Elma O’Reilly, Founder, Parallel London – delivering innovative HR support in order to drive business.
In my role I am very lucky to work with many different types of brands and businesses and while they are from varied industries, the issues they face are very similar, the most common stemming from lack of communication. In my role I believe the ownership of the success of an employee lies between the manager and the employee themselves and for this communication is key.
You spend so much time and energy running your business and your employees should be facilitating this success and not be your biggest worry, but this is often the case. I always encourage open communication in the workplace from both sides and encourage an environment that supports it. But how can this work in a practical sense and how can you deal with the more difficult conversations when they arise?
Think of when you started in a new business and the things that may have made the first day nerve wracking – where are the toilets, how does the coffee machine work? You just need someone who is open and can help you with all these things. There is nothing worse than walking into an office and seeing heads downs, no one saying hello or acknowledging their colleagues. How often have I heard candidates coming back from interviews saying, “yes it went well but there just wasn’t a very nice atmosphere, no one said hello”. This may seem like a very simple observation, but it can say so much about a business.
Creating an accepting culture from the beginning will create a sense of openness. It will set the standard that the culture is one where people talk openly, help each other and communication is not forced.
You as a leader must set the standard for this as it will lead the way for your team.
This does not have to be complicated, employees like to know what is going on and how they can impact the business. The more you can get them engaged the more productive they will be. Share data and reports where you can, ask for their input and let them feel like they can contribute. I have seen so many businesses that on the outside seem to have a very strong communication process but when you ask employees, they do not know what the goals are of the business and what their part is in this – this is key to success.
It may be the case you can’t share some information but that is fine, if you build trust then employees will understand, and they know they will be informed of what is relevant and important to them.
A key in this is not letting it get to the point that gossip and misinformation is becoming the norm in your business. This is a very dangerous path and can lead to a toxic culture which will eat away at your business.
Be clear with employees on your expectations from the beginning. I often advise clients to add something to their handbook about what type of behaviours lead to success in your business – these can be really basic from “treat people with respect” to “make sure you fill up the coffee machine if you empty it”, sometimes it’s the little things. This way employees will know the expectations without having to make up their own.
Feedback can seem daunting and sometimes it may feel easier to just let things go but this is a short-term solution to an issue that could last a very long time. Don’t ever be afraid to give feedback on behavior and how the way someone works impacts your business.
If you do need to have a difficult conversation here are some helpful tips:
- Don’t leave it too long, ideally immediately but if this isn’t possible max 24 hours.
- Be specific, clear and use facts – this should not be emotional.

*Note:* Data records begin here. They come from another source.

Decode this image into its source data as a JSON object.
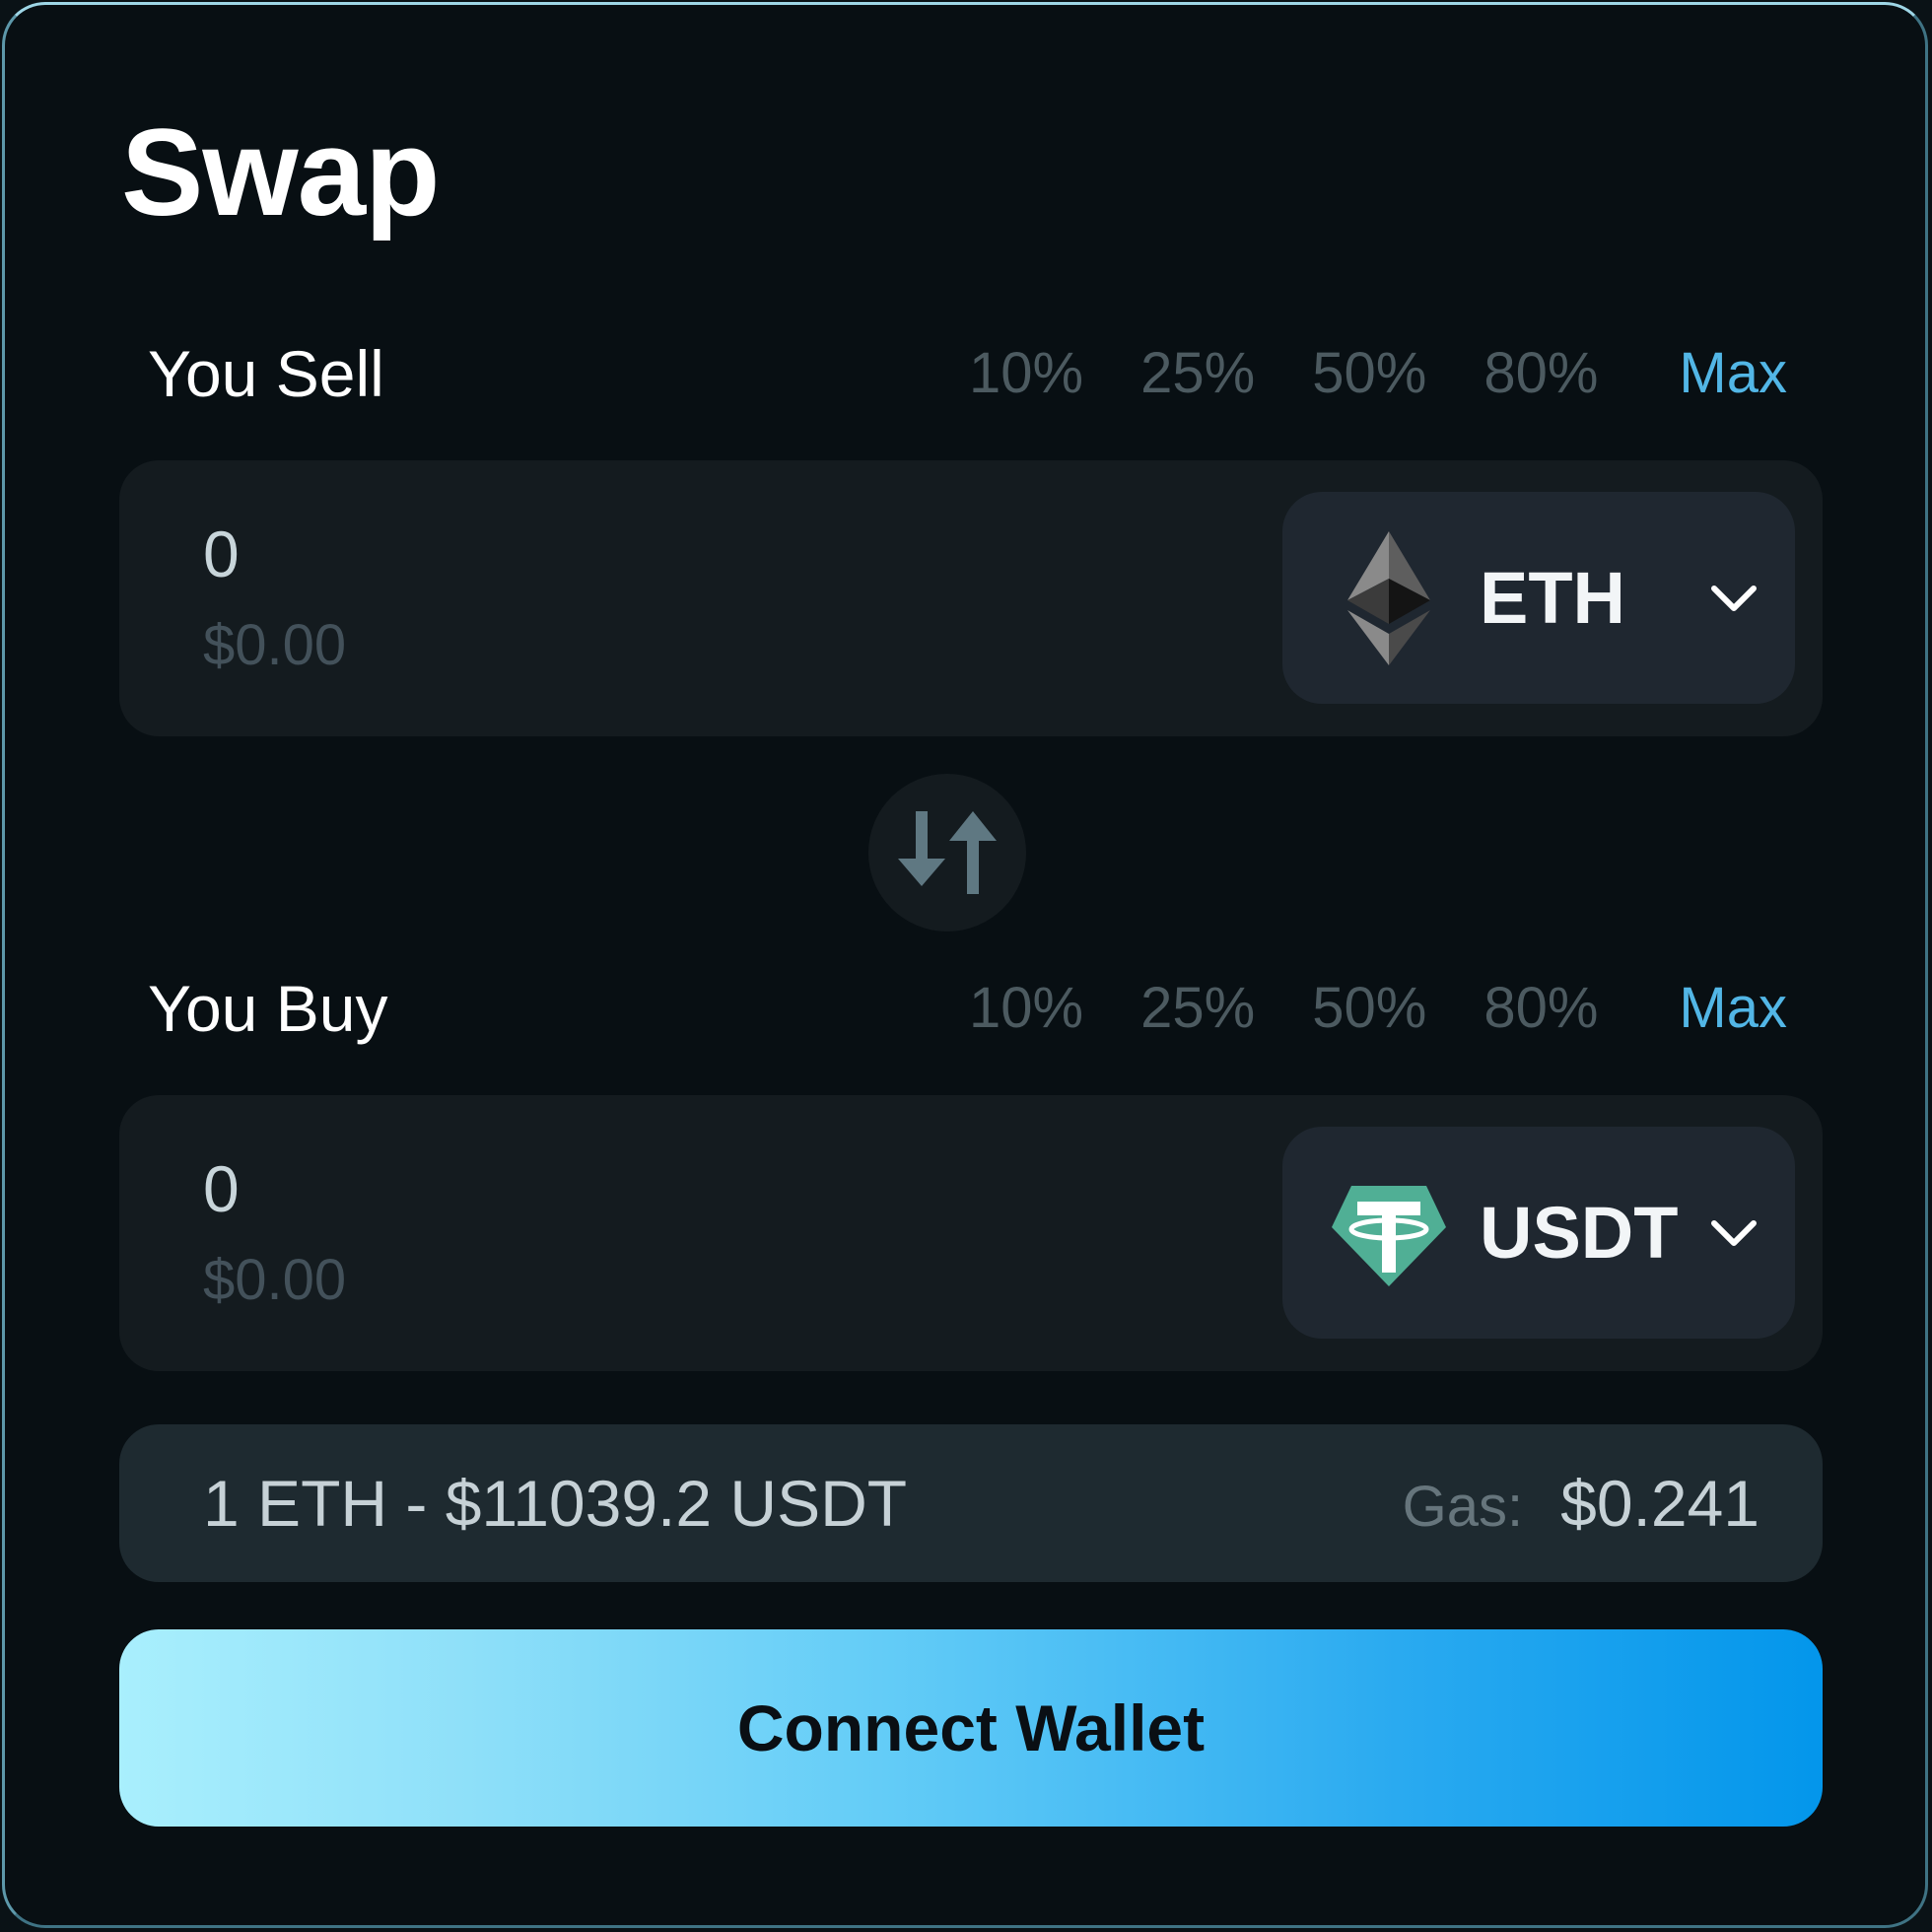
{
  "title": "Swap",
  "sell": {
    "label": "You Sell",
    "percents": [
      "10%",
      "25%",
      "50%",
      "80%"
    ],
    "max_label": "Max",
    "amount": "0",
    "usd": "$0.00",
    "token": {
      "symbol": "ETH",
      "icon": "ethereum-icon"
    }
  },
  "buy": {
    "label": "You Buy",
    "percents": [
      "10%",
      "25%",
      "50%",
      "80%"
    ],
    "max_label": "Max",
    "amount": "0",
    "usd": "$0.00",
    "token": {
      "symbol": "USDT",
      "icon": "tether-icon"
    }
  },
  "rate": {
    "text": "1 ETH - $11039.2 USDT",
    "gas_label": "Gas:",
    "gas_value": "$0.241"
  },
  "connect_button": {
    "label": "Connect Wallet"
  },
  "colors": {
    "accent": "#52b6e6",
    "tether_green": "#50af95",
    "button_gradient_start": "#a9effd",
    "button_gradient_end": "#0396eb"
  }
}
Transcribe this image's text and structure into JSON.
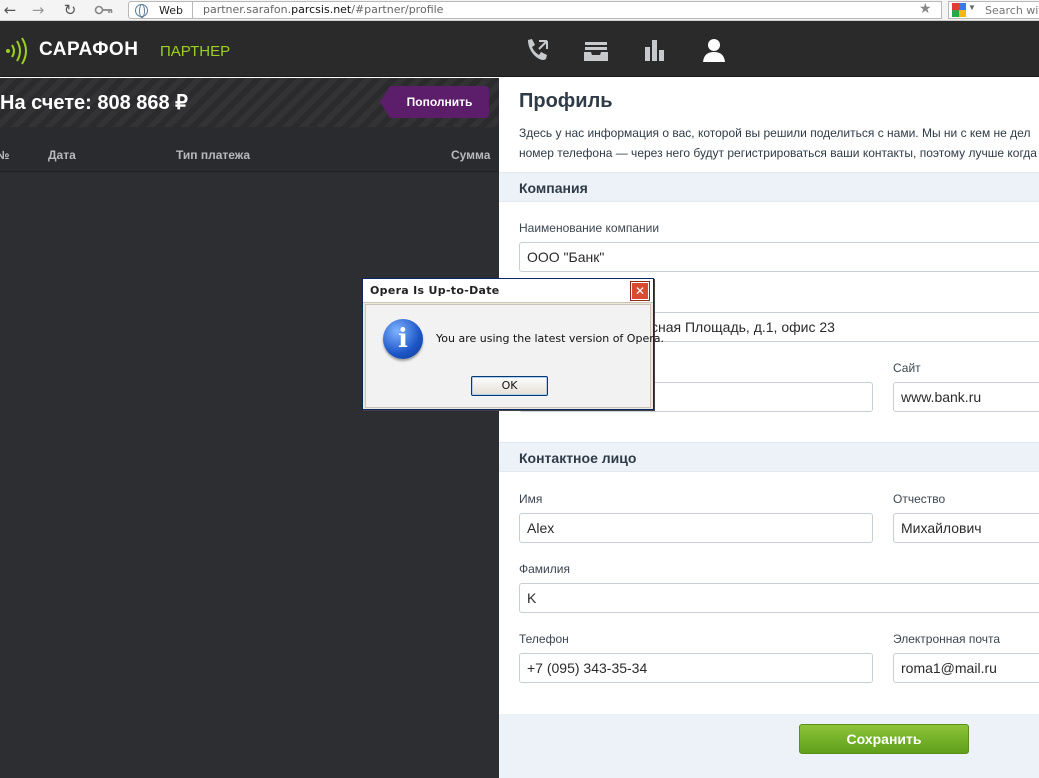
{
  "browser": {
    "search_engine_label": "Web",
    "url_prefix": "partner.sarafon.",
    "url_domain": "parcsis.net",
    "url_suffix": "/#partner/profile",
    "search_placeholder": "Search wit"
  },
  "app": {
    "logo_name": "САРАФОН",
    "logo_sub": "ПАРТНЕР",
    "accent_color": "#9bd021",
    "nav_icons": [
      "phone-icon",
      "inbox-icon",
      "chart-icon",
      "user-icon"
    ]
  },
  "account": {
    "balance_text": "На счете: 808 868 ₽",
    "topup_label": "Пополнить"
  },
  "transactions": {
    "columns": [
      "№",
      "Дата",
      "Тип платежа",
      "Сумма"
    ]
  },
  "profile": {
    "title": "Профиль",
    "intro_line1": "Здесь у нас информация о вас, которой вы решили поделиться с нами. Мы ни с кем не дел",
    "intro_line2": "номер телефона — через него будут регистрироваться ваши контакты, поэтому лучше когда",
    "company_section": "Компания",
    "company_name_label": "Наименование компании",
    "company_name_value": "ООО \"Банк\"",
    "address_value": "сная Площадь, д.1, офис 23",
    "site_label": "Сайт",
    "site_value": "www.bank.ru",
    "contact_section": "Контактное лицо",
    "first_name_label": "Имя",
    "first_name_value": "Alex",
    "patronymic_label": "Отчество",
    "patronymic_value": "Михайлович",
    "last_name_label": "Фамилия",
    "last_name_value": "K",
    "phone_label": "Телефон",
    "phone_value": "+7 (095) 343-35-34",
    "email_label": "Электронная почта",
    "email_value": "roma1@mail.ru",
    "save_label": "Сохранить",
    "save_color": "#6aa824"
  },
  "dialog": {
    "title": "Opera Is Up-to-Date",
    "message": "You are using the latest version of Opera.",
    "ok_label": "OK",
    "close_symbol": "✕",
    "icon_glyph": "i"
  }
}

- Get to the issue and don’t wander around the point you are trying to get across. Otherwise they will leave the meeting not clear on the purpose. I suggest “I want to talk to you about the incident………and how you reacted………”
- Work on solutions – “ok so this happened, how can we work on it and make sure we learn from it and it doesn’t happen again”
I often see the best leaders are also able to take feedback very well. They can take it on board without seeing it as a personal attack and use it to better themselves and their organization. If you have created an open culture from the beginning, then this will come naturally. Maybe you are also looking for feedback in order to improve and employee surveys can really help with this and facilitate change. They can be done very economically via a survey website, the key is to give feedback to employees and tell them what you will work on based on the information they have given you. Also, be honest with them about what you cannot change, they will appreciate it. Actively listen and remember this is not a personal attack.
Hopefully this is a taster in communication and how it can help your business succeed. If you need support with your team, culture or any other areas of your business we would love to talk to you.